● **To do**
Scan the lines below and report each one containing "BswM" by copying it.
* * *
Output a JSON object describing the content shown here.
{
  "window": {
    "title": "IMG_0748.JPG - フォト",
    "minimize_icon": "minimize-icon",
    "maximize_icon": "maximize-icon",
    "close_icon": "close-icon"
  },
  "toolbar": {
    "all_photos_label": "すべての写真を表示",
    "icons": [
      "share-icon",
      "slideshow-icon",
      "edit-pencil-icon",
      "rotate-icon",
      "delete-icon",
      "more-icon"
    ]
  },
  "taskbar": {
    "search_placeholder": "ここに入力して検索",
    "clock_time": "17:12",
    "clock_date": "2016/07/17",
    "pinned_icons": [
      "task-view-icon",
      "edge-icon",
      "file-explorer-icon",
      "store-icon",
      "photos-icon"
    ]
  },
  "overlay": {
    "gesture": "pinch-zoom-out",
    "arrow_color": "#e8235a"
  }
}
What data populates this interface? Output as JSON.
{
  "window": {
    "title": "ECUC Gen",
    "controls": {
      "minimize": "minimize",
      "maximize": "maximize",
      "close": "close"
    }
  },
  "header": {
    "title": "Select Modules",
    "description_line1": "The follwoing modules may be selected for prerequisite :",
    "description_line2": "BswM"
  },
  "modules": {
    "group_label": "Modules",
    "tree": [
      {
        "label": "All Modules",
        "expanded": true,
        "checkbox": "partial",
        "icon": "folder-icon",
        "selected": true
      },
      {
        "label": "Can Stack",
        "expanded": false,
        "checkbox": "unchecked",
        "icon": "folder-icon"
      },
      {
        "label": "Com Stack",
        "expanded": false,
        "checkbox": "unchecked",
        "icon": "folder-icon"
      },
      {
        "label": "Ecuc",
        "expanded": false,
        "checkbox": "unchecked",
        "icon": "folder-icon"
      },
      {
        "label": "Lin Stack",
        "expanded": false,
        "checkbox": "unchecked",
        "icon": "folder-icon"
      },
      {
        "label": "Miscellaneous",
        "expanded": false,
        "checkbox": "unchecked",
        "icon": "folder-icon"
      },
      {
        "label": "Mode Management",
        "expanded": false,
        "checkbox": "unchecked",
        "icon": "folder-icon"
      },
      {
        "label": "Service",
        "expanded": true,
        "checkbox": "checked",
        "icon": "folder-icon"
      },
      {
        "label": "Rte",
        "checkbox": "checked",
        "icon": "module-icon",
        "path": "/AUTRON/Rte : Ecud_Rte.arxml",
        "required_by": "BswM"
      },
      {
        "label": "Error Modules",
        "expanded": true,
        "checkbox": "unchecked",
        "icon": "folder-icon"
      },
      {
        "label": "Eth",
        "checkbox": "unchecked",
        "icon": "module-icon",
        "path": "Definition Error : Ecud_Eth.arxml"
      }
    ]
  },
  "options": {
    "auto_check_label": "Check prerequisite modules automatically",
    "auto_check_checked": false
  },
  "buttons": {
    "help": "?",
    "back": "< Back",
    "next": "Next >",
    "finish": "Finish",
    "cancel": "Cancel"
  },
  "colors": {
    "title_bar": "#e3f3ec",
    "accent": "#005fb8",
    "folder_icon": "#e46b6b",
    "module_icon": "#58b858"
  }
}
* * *
● **Expected answer**
    "description_line2": "BswM"
        "required_by": "BswM"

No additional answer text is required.